On-line Book
Cover book to Battling for Manassas: The Fifty-Year Preservation Struggle at Manassas National Battlefield Park. [Image of cannon in the battlefield]
Battling for Manassas: The Fifty-Year Preservation Struggle at Manassas National Battlefield Park


Table of Contents




current topic Chapter 1

Chapter 2

Chapter 3

Chapter 4

Chapter 5

Chapter 6

Chapter 7

Chapter 8

Chapter 9

Chapter 10

Chapter 11


Appendix I

Appendix II

Appendix III

Appendix IV

Appendix V (omitted from on-line edition)

Appendix VI

Appendix VII

Appendix VIII

Chapter 1
National Park Service Arrowhead

Early Preservsation Efforts



Nearly eighty years elapsed from the first attempt to memorialize the Manassas battlefields in 1861 with the Bartow monument to the 1940 establishment of the Manassas National Battlefield Park. Many factors contributed to this delay. Preservation of battlefields became a popular idea at the turn of the century, and Manassas competed with several other battlefields for designation as a national military park. With the increased numbers of possible parks, Congress had to consider the costs involved and therefore displayed reluctance in automatically approving a proposal. Since this legislative body made the final decision to establish a military park, sites having the vigorous support of individual members of Congress had a better chance for success. In the case of Manassas, local residents, Civil War veterans, and a few local Virginia representatives campaigned for its protection. Additional congressional support was weak, possibly because Manassas represented two stunning Confederate victories. This sectionalism translated into political votes, with largely Democratic-supporting Confederate veterans at odds with Republican presidential administrations and a Republican House in the first decade of the twentieth century. The power-wielding North found it easier to support preservation of Gettysburg and Vicksburg, for example, because these battles were turning points that helped to determine the war's outcome—the preservation of the Union.

While obstacles clearly existed in creating Manassas National Battlefield Park, citizens and their representatives supported the protection of former battlegrounds as a way to reestablish national unity and preserve a sense of the past. As a response to the expansive nationalism in the United States during the 1890s popular opinion swung toward preserving former battlefields. Chickamauga and Chattanooga, Shiloh, Gettysburg, Vicksburg, and Antietam became the original battlefield parks and, in the process, created a unified system.

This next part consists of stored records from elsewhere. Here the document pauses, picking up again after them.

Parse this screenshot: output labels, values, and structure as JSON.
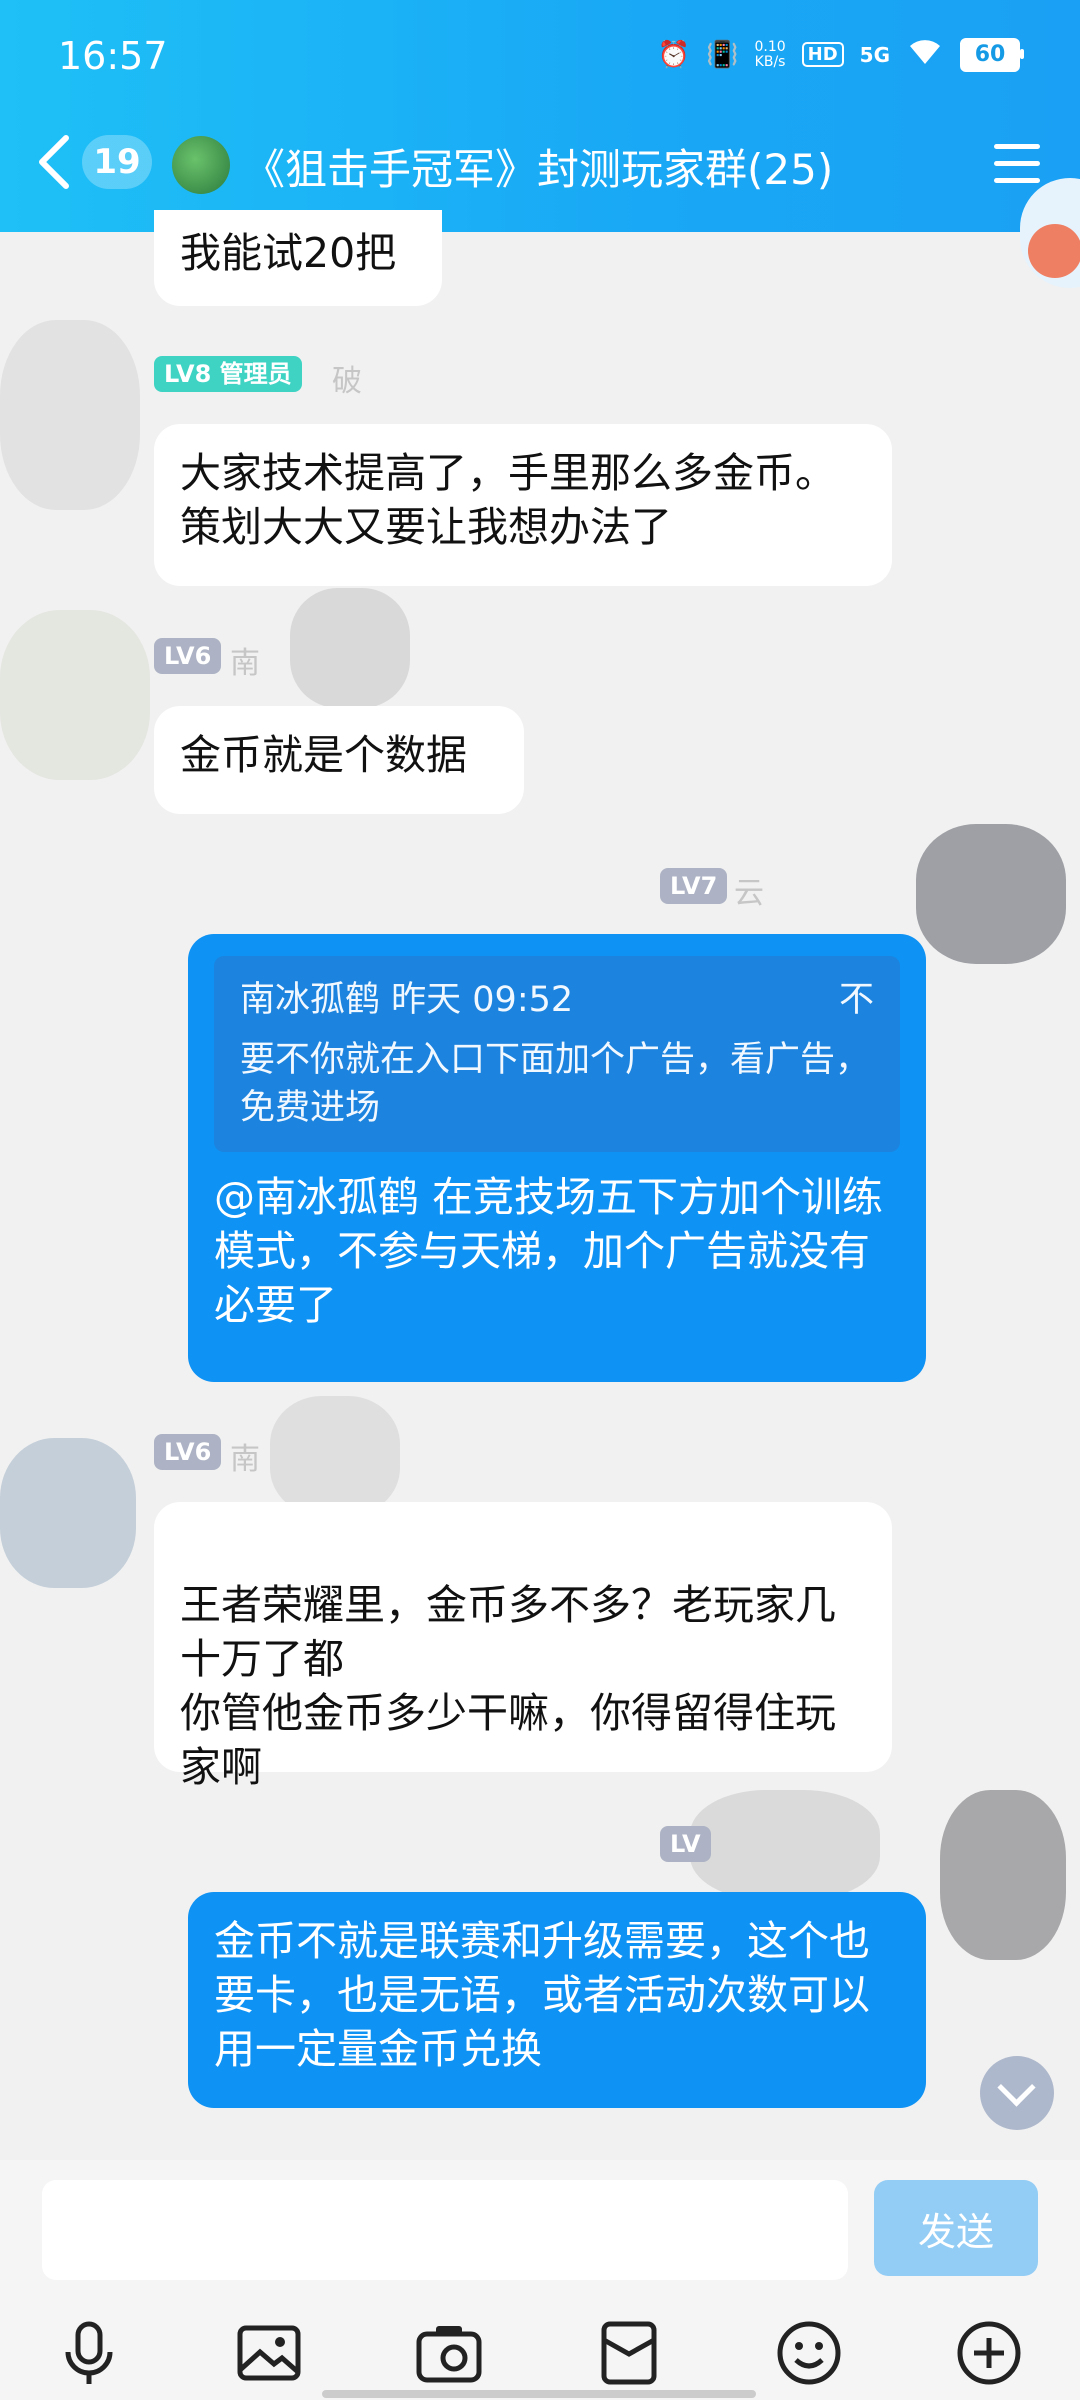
{
  "status_bar": {
    "time": "16:57",
    "speed_value": "0.10",
    "speed_unit": "KB/s",
    "hd": "HD",
    "network": "5G",
    "battery": "60"
  },
  "header": {
    "unread_count": "19",
    "title": "《狙击手冠军》封测玩家群(25)"
  },
  "messages": [
    {
      "text": "我能试20把"
    },
    {
      "level": "LV8",
      "role": "管理员",
      "name": "破",
      "text": "大家技术提高了，手里那么多金币。策划大大又要让我想办法了"
    },
    {
      "level": "LV6",
      "name": "南",
      "text": "金币就是个数据"
    },
    {
      "level": "LV7",
      "name": "云",
      "quote": {
        "author": "南冰孤鹤",
        "time": "昨天 09:52",
        "trailing": "不",
        "text": "要不你就在入口下面加个广告，看广告，免费进场"
      },
      "text": "@南冰孤鹤 在竞技场五下方加个训练模式，不参与天梯，加个广告就没有必要了"
    },
    {
      "level": "LV6",
      "name": "南",
      "text": "王者荣耀里，金币多不多？老玩家几十万了都\n你管他金币多少干嘛，你得留得住玩家啊"
    },
    {
      "level": "LV",
      "text": "金币不就是联赛和升级需要，这个也要卡，也是无语，或者活动次数可以用一定量金币兑换"
    }
  ],
  "input": {
    "placeholder": "",
    "send_label": "发送"
  },
  "toolbar": [
    "mic-icon",
    "image-icon",
    "camera-icon",
    "red-packet-icon",
    "emoji-icon",
    "plus-icon"
  ]
}
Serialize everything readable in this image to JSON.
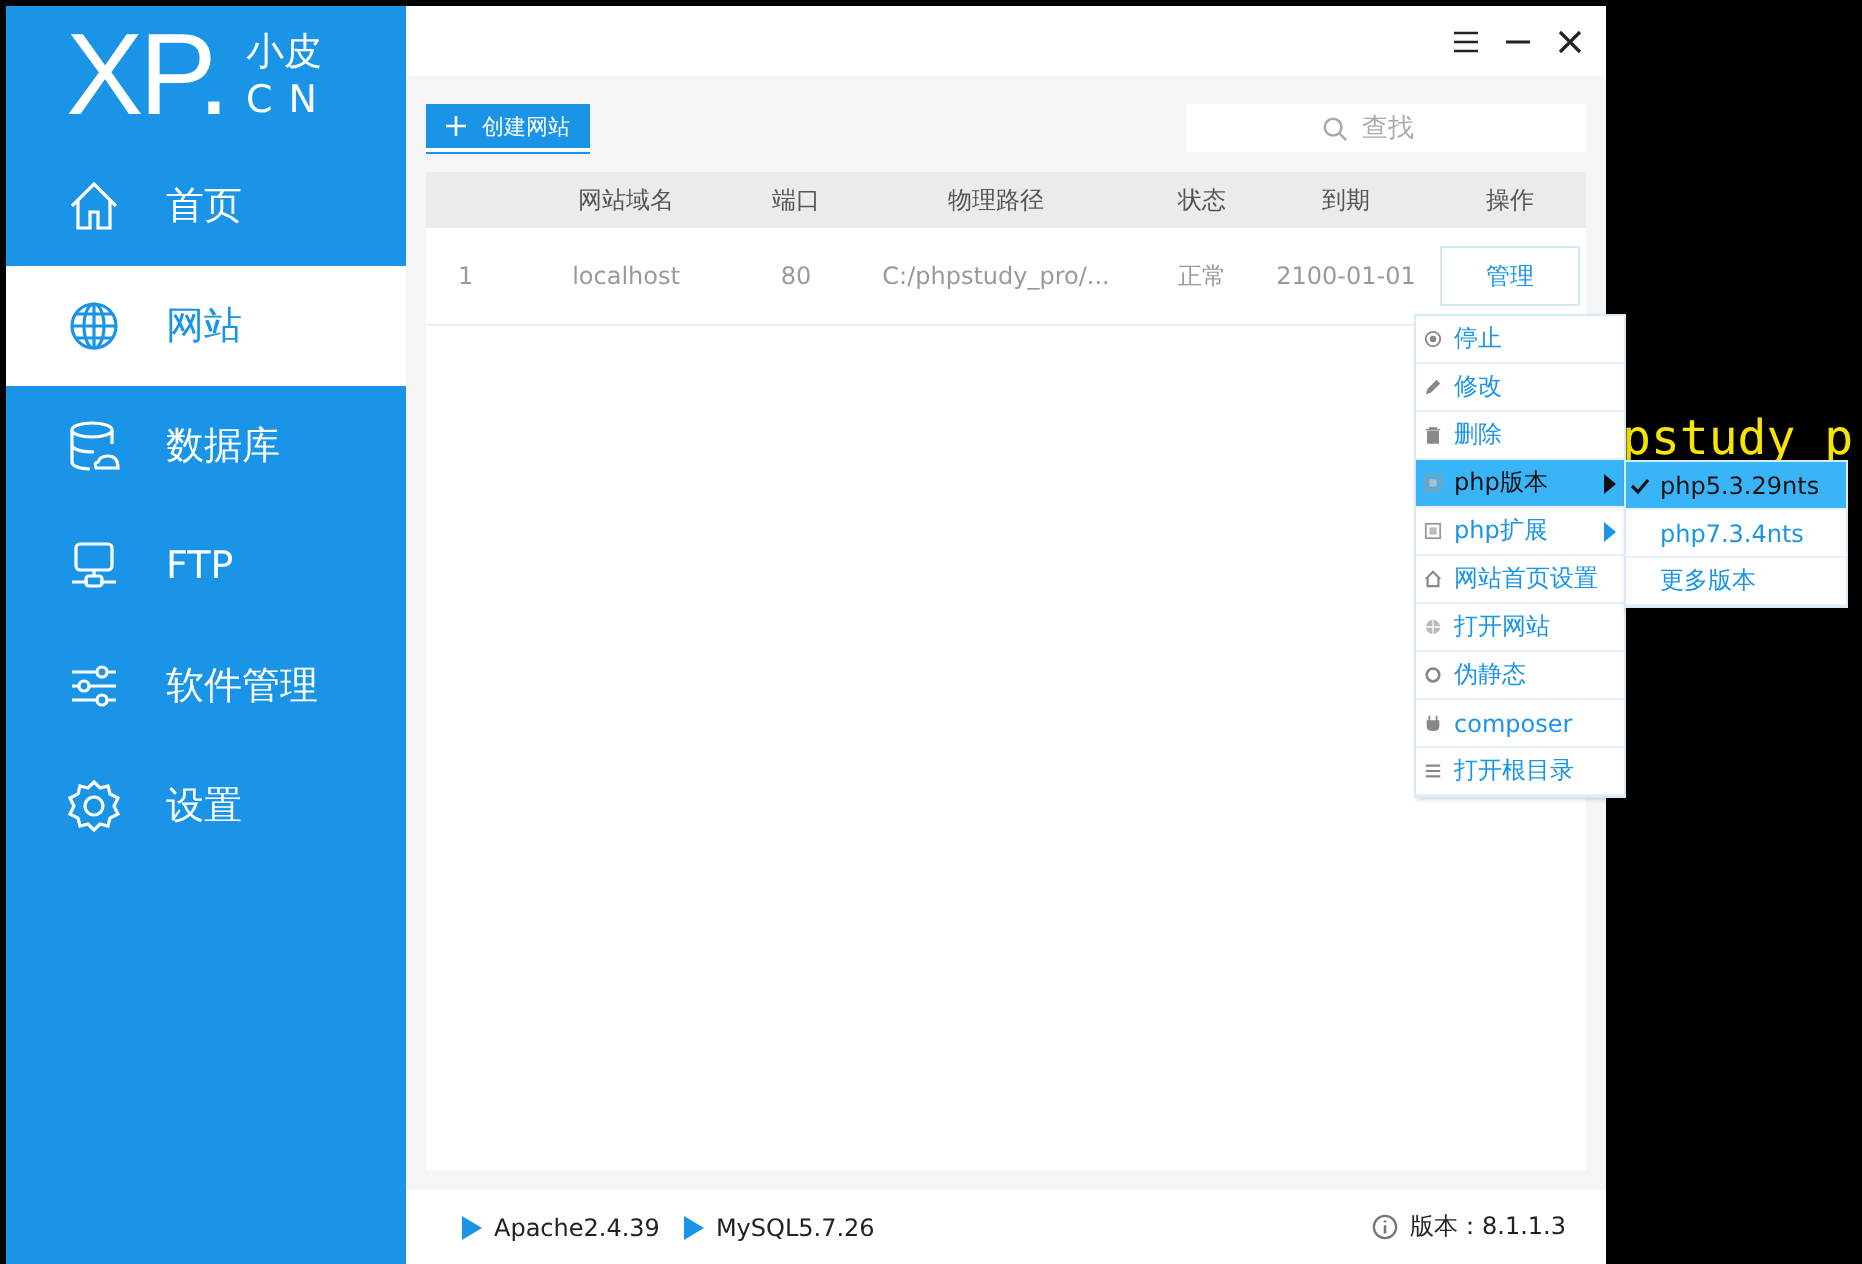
{
  "terminal_text": [
    "pstudy_p"
  ],
  "logo": {
    "mark": "XP.",
    "top": "小皮",
    "bottom": "CN"
  },
  "sidebar": {
    "items": [
      {
        "label": "首页",
        "selected": false
      },
      {
        "label": "网站",
        "selected": true
      },
      {
        "label": "数据库",
        "selected": false
      },
      {
        "label": "FTP",
        "selected": false
      },
      {
        "label": "软件管理",
        "selected": false
      },
      {
        "label": "设置",
        "selected": false
      }
    ]
  },
  "toolbar": {
    "create_button": "创建网站",
    "search": {
      "placeholder": "查找"
    }
  },
  "table": {
    "columns": [
      "网站域名",
      "端口",
      "物理路径",
      "状态",
      "到期",
      "操作"
    ],
    "rows": [
      {
        "index": "1",
        "domain": "localhost",
        "port": "80",
        "path": "C:/phpstudy_pro/...",
        "status": "正常",
        "expiry": "2100-01-01",
        "action": "管理"
      }
    ]
  },
  "context_menu": {
    "items": [
      {
        "label": "停止",
        "selected": false,
        "submenu": false
      },
      {
        "label": "修改",
        "selected": false,
        "submenu": false
      },
      {
        "label": "删除",
        "selected": false,
        "submenu": false
      },
      {
        "label": "php版本",
        "selected": true,
        "submenu": true
      },
      {
        "label": "php扩展",
        "selected": false,
        "submenu": true
      },
      {
        "label": "网站首页设置",
        "selected": false,
        "submenu": false
      },
      {
        "label": "打开网站",
        "selected": false,
        "submenu": false
      },
      {
        "label": "伪静态",
        "selected": false,
        "submenu": false
      },
      {
        "label": "composer",
        "selected": false,
        "submenu": false
      },
      {
        "label": "打开根目录",
        "selected": false,
        "submenu": false
      }
    ],
    "submenu": [
      {
        "label": "php5.3.29nts",
        "checked": true
      },
      {
        "label": "php7.3.4nts",
        "checked": false
      },
      {
        "label": "更多版本",
        "checked": false
      }
    ]
  },
  "status_bar": {
    "services": [
      "Apache2.4.39",
      "MySQL5.7.26"
    ],
    "version": "版本：8.1.1.3"
  }
}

They provided criteria for the future inclusion of other historic areas, including examination of campaign strategy, losses suffered, armies involved, and overall significance of the battle to the welfare of the nation. As Congress expanded its consideration for battlefield parks to the Revolutionary War and other non-Civil War military encounters, it continued to debate the possibility of setting aside the Manassas landscape. [1]

Examination of some of the early steps taken toward preservation of the Manassas battlefields helps establish why this site was significant to Americans following the Civil War. This information, in turn, lays a foundation for understanding the mission of the eventual national park, since ideas about its preservation shaped its administration. Early preservation attempts varied from individuals making regular pilgrimages to the battlefields to Congress reviewing legislative proposals. A summary of the most important events relating to preservation from the 1890s to the 1920s helps to highlight the reasons why the Manassas battlefields warranted protection by the federal government.


CONTINUED continued


History | Links to the Past | National Park Service | Search | Contact


National Park Service's ParkNet Home